Kensington Road, London, SW7. Photo © Roger Dean 2012
London Shadows – George Godwin, 1854:
The explorer of the Fleet [River] will find a street closely abutting upon it, on the east side of which are dense masses of buildings thickly populated: he will not fail to note the entrance to Frying Pan Alley; this way is exactly two feet six inches wide, and say twenty feet long: there would not be room to get a full-sized coffin out of this court without turning it on its edge.
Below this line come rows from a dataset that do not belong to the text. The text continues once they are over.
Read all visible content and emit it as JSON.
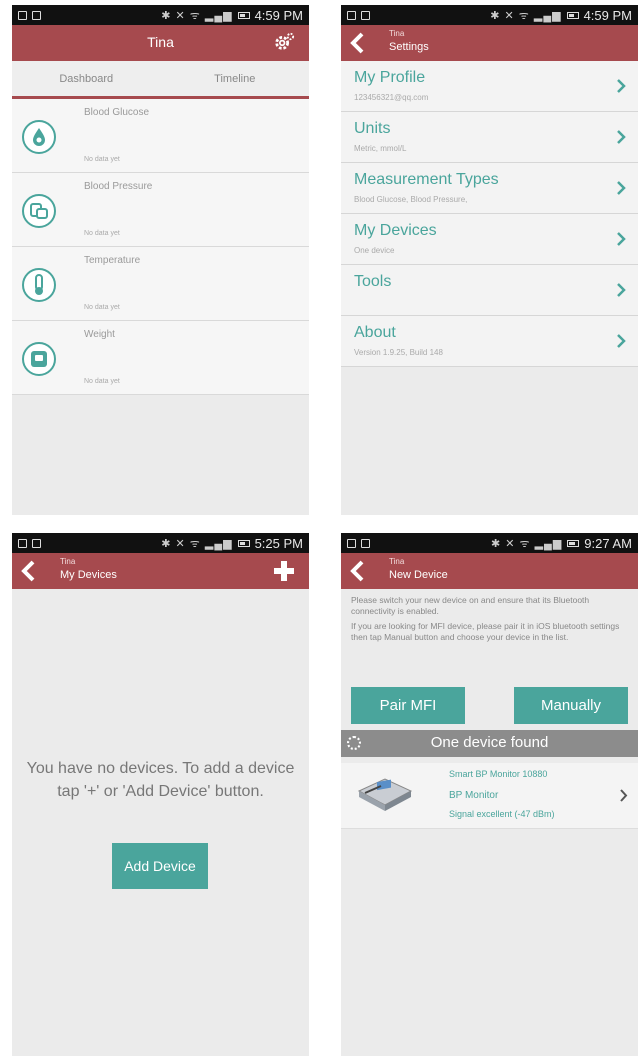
{
  "colors": {
    "brand": "#a64a4e",
    "accent": "#4aa59c",
    "background": "#ebebeb"
  },
  "dashboard_screen": {
    "status_time": "4:59 PM",
    "title": "Tina",
    "tabs": [
      {
        "label": "Dashboard",
        "active": true
      },
      {
        "label": "Timeline",
        "active": false
      }
    ],
    "items": [
      {
        "name": "Blood Glucose",
        "status": "No data yet",
        "icon": "blood-drop-icon"
      },
      {
        "name": "Blood Pressure",
        "status": "No data yet",
        "icon": "blood-pressure-icon"
      },
      {
        "name": "Temperature",
        "status": "No data yet",
        "icon": "thermometer-icon"
      },
      {
        "name": "Weight",
        "status": "No data yet",
        "icon": "scale-icon"
      }
    ]
  },
  "settings_screen": {
    "status_time": "4:59 PM",
    "user": "Tina",
    "title": "Settings",
    "items": [
      {
        "title": "My Profile",
        "subtitle": "123456321@qq.com"
      },
      {
        "title": "Units",
        "subtitle": "Metric, mmol/L"
      },
      {
        "title": "Measurement Types",
        "subtitle": "Blood Glucose, Blood Pressure,"
      },
      {
        "title": "My Devices",
        "subtitle": "One device"
      },
      {
        "title": "Tools",
        "subtitle": ""
      },
      {
        "title": "About",
        "subtitle": "Version 1.9.25, Build 148"
      }
    ]
  },
  "my_devices_screen": {
    "status_time": "5:25 PM",
    "user": "Tina",
    "title": "My Devices",
    "empty_message": "You have no devices. To add a device tap '+' or 'Add Device' button.",
    "add_button": "Add Device"
  },
  "new_device_screen": {
    "status_time": "9:27 AM",
    "user": "Tina",
    "title": "New Device",
    "instructions": [
      "Please switch your new device on and ensure that its Bluetooth connectivity is enabled.",
      "If you are looking for MFI device, please pair it in iOS bluetooth settings then tap Manual button and choose your device in the list."
    ],
    "pair_button": "Pair MFI",
    "manual_button": "Manually",
    "found_text": "One device found",
    "device": {
      "name": "Smart BP Monitor 10880",
      "type": "BP Monitor",
      "signal": "Signal excellent (-47 dBm)"
    }
  }
}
At the end of this narrow passage is a long line of squalid houses running in sharp perspective; little turnings, wherein are dustbins and other matters, lead to similar courts and alleys,- ‘Rose Alley’, which
‘By any other name would smell as sweet,’
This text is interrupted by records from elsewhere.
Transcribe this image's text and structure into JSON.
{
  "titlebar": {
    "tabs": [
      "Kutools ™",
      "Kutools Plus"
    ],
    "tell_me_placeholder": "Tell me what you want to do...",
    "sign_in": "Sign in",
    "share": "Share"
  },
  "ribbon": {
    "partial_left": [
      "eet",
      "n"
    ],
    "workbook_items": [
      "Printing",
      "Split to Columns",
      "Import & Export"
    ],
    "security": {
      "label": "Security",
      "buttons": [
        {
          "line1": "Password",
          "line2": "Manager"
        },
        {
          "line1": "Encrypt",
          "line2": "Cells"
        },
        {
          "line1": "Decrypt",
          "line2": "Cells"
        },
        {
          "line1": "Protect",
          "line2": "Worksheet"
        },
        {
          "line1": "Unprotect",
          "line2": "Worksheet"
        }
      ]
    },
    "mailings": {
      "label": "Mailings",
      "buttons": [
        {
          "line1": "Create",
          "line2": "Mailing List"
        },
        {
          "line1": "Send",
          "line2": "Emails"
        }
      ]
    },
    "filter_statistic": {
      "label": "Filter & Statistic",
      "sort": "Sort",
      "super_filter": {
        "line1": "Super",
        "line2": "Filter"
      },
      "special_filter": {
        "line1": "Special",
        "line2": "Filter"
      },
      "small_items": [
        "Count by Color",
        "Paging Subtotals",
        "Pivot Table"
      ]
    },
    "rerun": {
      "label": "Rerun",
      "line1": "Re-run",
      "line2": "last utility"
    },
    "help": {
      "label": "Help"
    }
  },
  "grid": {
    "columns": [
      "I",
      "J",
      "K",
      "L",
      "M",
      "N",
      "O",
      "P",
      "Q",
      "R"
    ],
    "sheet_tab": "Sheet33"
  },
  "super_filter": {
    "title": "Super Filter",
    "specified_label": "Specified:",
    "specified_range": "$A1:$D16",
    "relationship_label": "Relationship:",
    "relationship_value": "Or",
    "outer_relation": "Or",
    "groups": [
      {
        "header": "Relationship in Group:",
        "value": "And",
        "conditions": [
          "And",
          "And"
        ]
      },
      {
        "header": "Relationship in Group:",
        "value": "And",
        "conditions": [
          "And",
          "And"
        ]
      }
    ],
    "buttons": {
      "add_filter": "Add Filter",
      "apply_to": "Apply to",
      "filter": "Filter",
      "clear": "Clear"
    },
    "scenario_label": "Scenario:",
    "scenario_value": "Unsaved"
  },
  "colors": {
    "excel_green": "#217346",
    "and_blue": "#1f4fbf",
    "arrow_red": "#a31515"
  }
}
‘Pear Tree Court,’ ‘Broad Court,’ etc., which sadly belie their names. The greater number of these houses are occupied by costermongers, and the various articles of traffic and animals required in the trade are lodged in the lower story. It would be difficult to give a complete notion of the dirty appearance of those courts and their inhabitants. On the opposite side of the way, after passing under an archway, we come to a special scene of wreck and neglect.
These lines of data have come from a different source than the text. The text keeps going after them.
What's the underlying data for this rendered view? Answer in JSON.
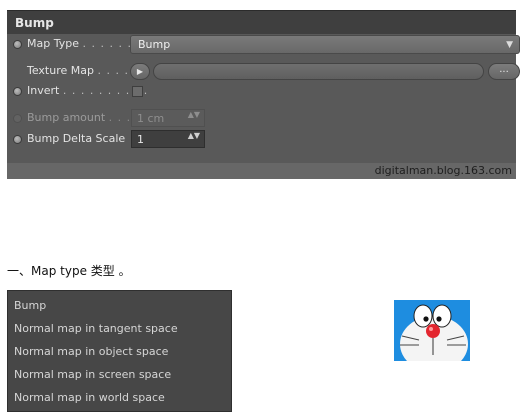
{
  "panel": {
    "title": "Bump",
    "map_type": {
      "label": "Map Type",
      "dots": ". . . . . .",
      "value": "Bump",
      "arrow": "▼"
    },
    "texture_map": {
      "label": "Texture Map",
      "dots": ". . . .",
      "play_glyph": "▶",
      "more_label": "..."
    },
    "invert": {
      "label": "Invert",
      "dots": ". . . . . . . . . .",
      "checked": false
    },
    "bump_amount": {
      "label": "Bump amount",
      "dots": ". . .",
      "value": "1 cm",
      "enabled": false
    },
    "bump_delta_scale": {
      "label": "Bump Delta Scale",
      "value": "1"
    },
    "spinner_glyph": "▲▼",
    "watermark": "digitalman.blog.163.com"
  },
  "section_heading": "一、Map type  类型 。",
  "map_type_options": [
    "Bump",
    "Normal map in tangent space",
    "Normal map in object space",
    "Normal map in screen space",
    "Normal map in world space"
  ],
  "colors": {
    "panel_bg": "#595959",
    "header_bg": "#3f3f3f",
    "list_bg": "#474747",
    "image_blue": "#1e8de0"
  }
}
Few would suppose that these dilapidated buildings were inhabited, and that too in the midst of winter, by human beings. In some parts the glass and framing have been entirely removed, and vain attempts made to stop out the wind and snow by sacking and other matter. The basement is occupied by donkeys and dogs. In one of the rooms we found a very old Irish woman (who said she was more than fivescore years of age), crouching over a little fire; her son, a man about thirty years of age, lives with her. There was no bedstead or other furniture in the room; the ceiling was cracked and rotten, and the window destroyed. The rent of this room is is 6d. per week.